ThumbVu owner John Guanzon poses this interesting question on in the form of a challenge to other bloggers: create a blog post on the subject “The Anatomy of a Traffic Exchange.”
Now apart from the fact that it sounds like a school homework assignment I am willing to give it a go, and I want to use ThumbVu as my example.
When I looked at John’s question I had to think really hard about just what he meant and then decided that had chosen the wording to be deliberately vague.
For me the key word is “anatomy” and my mind is drawn to the German anatomist Professor Gunther von Hagens. If you have never heard of him, he is the guy who makes television programs of autopsies. I am perhaps one of the most squeamish people in the world but I think Von Hagens would have to be one of my all time heroes.
Anyway back to the question. Anatomy to me suggests stripping something to its component parts so I will answer the question by mentioning some of what I consider to be the key components of ThumbVu.
Firstly it is a social traffic exchange which means there is live interaction between surfers and advertisers. An important point here is that surfers and advertisers are not two distinct groups – many ThumbVu advertisers choose to buy credits and also surf for credits.
Secondly – and this is important – increasingly people are surfing ThumbVu so that they can use the chat function and interact with other advertisers. The critical thing here is that being social in ThumbVu chat can be at least as beneficial as advertising the pages you are promoting.
“How so?” you may ask. Well by chatting to other surfers – by making friends online if you like – you are getting to know people who are trying to do the same things as you. This means you can share ideas and tips and strategies online with other people as you surf. Soon you will recognize other surfers by both their usernames and by the pages they promote and real friendships and business relationships can follow.
You get bonus credits (and sometimes real cash awards too) for surfing and these credits are automatically applied now so that you can concentrate on surfing, chatting or both.
A look at the anatomy of ThumbVu would not be complete without mentioning its defining feature…the ability to choose the sites you get to view from a thumbnail gallery of 12, shown in batches of three.
This means you can skip sites which you know you have no interest in while looking at those that you want to view and I love the element of control this gives.
Also at the heart of the ThumbVu experience is the ease of access to members’ social information such as Skype address, Twitter user name, Facebook page, website and so on. Clearly there is no obligation to provide all this information but if you do then this opens up the potential of greater networking opportunities with other ThumbVu users.
This has been a rather superficial look at the anatomy of one particular traffic exchange but my intention was to give a general overview rather than an in-depth analysis.
However there are two further points I really must mention when discussing the anatomy of ThumbVu and they are both closely related. The first is the passion of the members towards ThumbVu who don’t see surfing there as a chore but who regard it as an integral part of their online activities and who find using it to be enjoyable and rewarding.

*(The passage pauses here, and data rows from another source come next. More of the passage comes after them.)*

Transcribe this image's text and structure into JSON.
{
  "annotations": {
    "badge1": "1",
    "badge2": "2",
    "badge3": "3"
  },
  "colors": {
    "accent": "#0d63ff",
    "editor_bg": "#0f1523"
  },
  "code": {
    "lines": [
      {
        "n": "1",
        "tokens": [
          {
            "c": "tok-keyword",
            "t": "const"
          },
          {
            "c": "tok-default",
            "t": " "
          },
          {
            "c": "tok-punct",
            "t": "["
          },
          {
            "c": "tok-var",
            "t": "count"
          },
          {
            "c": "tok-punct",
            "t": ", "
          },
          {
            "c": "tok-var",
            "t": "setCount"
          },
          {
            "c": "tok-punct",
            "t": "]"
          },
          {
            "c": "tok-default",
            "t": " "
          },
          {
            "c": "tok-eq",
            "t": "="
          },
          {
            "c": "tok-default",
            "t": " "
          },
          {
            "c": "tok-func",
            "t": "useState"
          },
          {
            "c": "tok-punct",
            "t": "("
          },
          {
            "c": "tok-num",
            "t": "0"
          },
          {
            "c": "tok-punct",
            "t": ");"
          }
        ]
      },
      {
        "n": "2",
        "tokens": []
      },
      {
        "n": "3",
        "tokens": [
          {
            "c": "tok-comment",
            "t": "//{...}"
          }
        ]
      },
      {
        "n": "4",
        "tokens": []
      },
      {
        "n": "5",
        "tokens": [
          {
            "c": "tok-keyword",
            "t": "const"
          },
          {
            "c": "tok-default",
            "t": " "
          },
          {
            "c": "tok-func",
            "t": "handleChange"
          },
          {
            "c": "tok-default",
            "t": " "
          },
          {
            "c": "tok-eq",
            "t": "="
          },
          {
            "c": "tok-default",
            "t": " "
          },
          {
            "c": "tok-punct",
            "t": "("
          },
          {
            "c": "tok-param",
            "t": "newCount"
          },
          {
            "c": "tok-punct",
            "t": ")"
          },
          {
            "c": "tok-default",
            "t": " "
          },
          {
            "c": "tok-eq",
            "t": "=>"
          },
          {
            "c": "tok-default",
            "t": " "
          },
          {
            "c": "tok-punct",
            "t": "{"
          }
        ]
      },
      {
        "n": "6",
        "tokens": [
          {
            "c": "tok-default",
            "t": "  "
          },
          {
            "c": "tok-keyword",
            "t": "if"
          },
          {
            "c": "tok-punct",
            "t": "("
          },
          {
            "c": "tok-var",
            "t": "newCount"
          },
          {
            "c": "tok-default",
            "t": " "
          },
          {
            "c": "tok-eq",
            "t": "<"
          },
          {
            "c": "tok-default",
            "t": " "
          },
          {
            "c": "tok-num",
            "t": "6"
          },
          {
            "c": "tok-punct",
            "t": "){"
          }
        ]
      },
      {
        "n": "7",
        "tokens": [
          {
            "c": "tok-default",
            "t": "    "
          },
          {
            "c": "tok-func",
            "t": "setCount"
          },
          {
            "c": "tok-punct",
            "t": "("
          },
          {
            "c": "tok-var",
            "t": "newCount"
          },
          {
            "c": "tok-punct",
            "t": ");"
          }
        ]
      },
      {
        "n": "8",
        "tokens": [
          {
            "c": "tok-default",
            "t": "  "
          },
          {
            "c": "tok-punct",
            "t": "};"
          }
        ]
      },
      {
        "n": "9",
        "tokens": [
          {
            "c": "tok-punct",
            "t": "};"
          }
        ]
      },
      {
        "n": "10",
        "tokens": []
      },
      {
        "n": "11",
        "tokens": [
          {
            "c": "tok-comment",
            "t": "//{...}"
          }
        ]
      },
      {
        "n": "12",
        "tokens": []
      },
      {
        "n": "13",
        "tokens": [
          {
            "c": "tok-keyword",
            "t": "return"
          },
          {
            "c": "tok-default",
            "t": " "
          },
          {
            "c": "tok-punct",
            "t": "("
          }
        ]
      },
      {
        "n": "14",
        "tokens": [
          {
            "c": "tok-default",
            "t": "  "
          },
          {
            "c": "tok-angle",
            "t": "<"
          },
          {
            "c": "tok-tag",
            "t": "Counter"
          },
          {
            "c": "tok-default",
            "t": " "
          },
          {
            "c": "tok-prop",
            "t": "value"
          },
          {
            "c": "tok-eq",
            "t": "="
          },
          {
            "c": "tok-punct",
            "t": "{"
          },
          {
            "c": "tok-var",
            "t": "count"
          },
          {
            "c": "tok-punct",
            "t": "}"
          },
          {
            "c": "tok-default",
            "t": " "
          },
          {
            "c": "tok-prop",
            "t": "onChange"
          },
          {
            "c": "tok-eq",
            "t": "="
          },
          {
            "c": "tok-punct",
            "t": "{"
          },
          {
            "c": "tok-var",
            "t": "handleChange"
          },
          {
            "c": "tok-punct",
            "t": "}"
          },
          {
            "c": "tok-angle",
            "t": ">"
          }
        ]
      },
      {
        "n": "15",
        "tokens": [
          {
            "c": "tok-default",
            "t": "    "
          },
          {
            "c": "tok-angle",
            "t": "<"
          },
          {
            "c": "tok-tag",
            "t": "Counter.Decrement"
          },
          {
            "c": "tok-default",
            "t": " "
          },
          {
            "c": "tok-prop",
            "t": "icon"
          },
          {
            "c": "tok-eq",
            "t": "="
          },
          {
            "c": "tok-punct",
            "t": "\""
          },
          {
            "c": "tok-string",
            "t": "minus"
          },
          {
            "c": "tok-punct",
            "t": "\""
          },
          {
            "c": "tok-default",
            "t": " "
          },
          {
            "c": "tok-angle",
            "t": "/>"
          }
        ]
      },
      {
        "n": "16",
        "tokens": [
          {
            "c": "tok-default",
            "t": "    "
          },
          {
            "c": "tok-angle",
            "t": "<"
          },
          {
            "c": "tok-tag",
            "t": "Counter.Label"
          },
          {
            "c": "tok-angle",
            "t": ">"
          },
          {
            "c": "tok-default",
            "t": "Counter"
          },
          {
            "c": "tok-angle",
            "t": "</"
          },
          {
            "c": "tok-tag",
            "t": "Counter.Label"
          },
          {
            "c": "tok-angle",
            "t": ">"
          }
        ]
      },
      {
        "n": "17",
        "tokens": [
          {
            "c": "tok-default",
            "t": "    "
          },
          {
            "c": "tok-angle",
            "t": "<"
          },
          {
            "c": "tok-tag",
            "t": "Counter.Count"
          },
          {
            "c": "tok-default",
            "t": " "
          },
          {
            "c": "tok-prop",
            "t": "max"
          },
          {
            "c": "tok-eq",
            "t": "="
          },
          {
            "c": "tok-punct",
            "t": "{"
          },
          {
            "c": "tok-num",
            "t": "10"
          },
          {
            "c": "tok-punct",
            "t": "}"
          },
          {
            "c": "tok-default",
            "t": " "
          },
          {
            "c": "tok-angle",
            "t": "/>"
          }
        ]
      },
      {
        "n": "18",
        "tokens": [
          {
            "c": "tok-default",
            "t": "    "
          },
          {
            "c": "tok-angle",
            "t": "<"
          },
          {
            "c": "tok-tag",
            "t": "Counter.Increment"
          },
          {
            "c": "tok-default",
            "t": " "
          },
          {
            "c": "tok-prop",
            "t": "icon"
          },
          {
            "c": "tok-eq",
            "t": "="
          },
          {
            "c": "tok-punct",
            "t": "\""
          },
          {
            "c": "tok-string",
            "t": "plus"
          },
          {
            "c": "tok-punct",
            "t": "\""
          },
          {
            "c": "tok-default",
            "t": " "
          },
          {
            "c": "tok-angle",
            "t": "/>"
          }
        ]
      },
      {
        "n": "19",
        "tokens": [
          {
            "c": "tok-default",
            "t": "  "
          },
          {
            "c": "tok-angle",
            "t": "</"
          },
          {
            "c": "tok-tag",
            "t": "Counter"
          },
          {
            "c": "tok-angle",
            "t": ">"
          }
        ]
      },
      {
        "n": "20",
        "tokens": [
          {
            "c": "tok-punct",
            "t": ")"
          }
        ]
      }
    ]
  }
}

The second is that should you ever have a problem when using ThumbVu then you will soon discover that the support system is nothing short of outstanding. I have received a response from John within minutes of submitting a ticket; one occasion I had an answer from John via Skype just seconds after I had hit “send” on the support ticket button.
A program owner who is passionate about his product or service is going to lead to end users who are also passionate about it too. This is clear at ThumbVu and it is a lesson we can all learn as marketers: a passionate product owner will lead to passionate buyers and users.